Try it:
List each line of the data in which the string "RuDevice" appears.
[[ Dataset records open ]]
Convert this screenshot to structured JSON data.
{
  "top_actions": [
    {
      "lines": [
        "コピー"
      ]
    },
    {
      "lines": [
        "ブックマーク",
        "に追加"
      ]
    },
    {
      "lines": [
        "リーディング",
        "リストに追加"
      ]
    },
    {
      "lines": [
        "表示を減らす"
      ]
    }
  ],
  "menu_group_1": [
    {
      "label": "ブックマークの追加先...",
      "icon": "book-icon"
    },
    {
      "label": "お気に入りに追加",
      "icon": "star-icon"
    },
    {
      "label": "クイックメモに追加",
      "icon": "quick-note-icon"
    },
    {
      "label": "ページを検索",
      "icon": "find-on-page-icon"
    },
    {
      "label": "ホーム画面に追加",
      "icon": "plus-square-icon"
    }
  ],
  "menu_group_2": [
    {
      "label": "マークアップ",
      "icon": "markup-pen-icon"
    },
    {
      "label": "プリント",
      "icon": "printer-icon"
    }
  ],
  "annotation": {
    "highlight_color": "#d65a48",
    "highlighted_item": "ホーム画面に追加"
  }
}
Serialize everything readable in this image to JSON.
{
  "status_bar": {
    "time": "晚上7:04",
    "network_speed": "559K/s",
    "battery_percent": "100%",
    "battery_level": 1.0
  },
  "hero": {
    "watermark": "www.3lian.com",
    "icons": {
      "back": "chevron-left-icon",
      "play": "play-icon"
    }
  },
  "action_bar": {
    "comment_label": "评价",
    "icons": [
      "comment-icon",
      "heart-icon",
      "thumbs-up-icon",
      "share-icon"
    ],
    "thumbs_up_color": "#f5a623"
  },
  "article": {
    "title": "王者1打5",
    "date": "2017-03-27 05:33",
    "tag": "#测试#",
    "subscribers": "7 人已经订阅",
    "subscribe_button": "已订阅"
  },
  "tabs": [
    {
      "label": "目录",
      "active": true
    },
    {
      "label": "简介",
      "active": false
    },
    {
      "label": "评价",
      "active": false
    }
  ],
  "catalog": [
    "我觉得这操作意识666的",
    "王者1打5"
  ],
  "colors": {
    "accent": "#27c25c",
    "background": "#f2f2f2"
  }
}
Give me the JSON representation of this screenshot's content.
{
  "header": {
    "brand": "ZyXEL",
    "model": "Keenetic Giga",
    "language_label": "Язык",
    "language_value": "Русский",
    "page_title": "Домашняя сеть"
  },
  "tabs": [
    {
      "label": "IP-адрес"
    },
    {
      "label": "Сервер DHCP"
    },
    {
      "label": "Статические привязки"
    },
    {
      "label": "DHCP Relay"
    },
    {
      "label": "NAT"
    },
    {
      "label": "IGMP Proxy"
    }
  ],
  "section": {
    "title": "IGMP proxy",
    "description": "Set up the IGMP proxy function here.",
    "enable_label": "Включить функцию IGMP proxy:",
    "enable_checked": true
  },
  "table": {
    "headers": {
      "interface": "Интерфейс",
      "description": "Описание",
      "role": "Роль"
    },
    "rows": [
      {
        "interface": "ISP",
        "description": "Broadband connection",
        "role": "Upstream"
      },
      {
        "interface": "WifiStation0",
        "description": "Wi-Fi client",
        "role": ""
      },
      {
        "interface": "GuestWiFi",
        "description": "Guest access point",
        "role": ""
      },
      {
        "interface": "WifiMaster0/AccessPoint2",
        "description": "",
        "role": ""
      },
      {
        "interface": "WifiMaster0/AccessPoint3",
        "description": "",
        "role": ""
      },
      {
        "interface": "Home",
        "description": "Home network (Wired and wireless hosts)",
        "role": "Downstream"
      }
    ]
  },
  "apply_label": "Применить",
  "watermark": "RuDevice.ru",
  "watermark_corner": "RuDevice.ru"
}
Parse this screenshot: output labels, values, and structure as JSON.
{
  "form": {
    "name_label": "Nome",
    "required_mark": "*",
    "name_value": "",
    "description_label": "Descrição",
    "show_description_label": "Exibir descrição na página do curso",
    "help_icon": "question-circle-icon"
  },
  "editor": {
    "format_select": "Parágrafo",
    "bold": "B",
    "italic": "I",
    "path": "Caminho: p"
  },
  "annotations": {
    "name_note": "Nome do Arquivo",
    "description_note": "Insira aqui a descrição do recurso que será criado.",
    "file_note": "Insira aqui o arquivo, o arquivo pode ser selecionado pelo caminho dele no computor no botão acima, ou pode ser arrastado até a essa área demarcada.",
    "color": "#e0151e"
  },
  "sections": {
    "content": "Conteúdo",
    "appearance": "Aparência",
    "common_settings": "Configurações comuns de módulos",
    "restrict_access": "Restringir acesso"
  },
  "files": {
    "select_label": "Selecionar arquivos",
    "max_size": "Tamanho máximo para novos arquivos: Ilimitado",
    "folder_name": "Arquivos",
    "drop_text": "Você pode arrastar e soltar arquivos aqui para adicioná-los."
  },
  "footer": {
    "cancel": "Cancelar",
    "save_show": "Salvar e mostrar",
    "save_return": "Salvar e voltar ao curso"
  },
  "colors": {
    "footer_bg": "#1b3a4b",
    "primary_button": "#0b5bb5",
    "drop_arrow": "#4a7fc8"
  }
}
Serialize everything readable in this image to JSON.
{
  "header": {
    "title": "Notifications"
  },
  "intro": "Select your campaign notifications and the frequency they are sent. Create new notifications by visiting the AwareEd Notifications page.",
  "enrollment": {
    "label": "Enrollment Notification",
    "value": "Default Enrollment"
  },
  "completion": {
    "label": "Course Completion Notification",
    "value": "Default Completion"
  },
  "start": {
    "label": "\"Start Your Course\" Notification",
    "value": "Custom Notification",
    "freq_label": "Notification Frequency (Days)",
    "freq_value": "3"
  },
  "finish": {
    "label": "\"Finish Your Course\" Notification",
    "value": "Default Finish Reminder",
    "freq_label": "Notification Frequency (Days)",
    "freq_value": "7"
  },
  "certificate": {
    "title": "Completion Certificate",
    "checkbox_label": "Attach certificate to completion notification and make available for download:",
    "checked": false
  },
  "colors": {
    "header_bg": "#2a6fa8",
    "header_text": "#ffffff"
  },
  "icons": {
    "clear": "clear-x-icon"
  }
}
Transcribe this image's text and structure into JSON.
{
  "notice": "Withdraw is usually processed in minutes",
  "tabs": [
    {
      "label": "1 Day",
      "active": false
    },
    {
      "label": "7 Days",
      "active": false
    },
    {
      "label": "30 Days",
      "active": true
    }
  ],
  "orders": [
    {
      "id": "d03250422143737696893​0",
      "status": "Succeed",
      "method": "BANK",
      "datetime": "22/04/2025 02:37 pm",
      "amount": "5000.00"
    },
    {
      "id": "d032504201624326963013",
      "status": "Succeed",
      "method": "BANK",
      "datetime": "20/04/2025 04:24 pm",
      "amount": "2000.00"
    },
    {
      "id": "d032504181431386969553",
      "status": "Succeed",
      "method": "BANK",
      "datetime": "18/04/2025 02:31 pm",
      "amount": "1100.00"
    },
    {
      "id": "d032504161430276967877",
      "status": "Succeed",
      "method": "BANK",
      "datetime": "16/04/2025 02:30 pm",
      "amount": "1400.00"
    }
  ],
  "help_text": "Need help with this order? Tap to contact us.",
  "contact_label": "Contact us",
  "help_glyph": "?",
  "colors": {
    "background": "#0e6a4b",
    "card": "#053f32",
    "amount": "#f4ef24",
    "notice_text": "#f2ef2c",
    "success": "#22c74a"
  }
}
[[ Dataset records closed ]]
Your response:
  "watermark": "RuDevice.ru",
  "watermark_corner": "RuDevice.ru"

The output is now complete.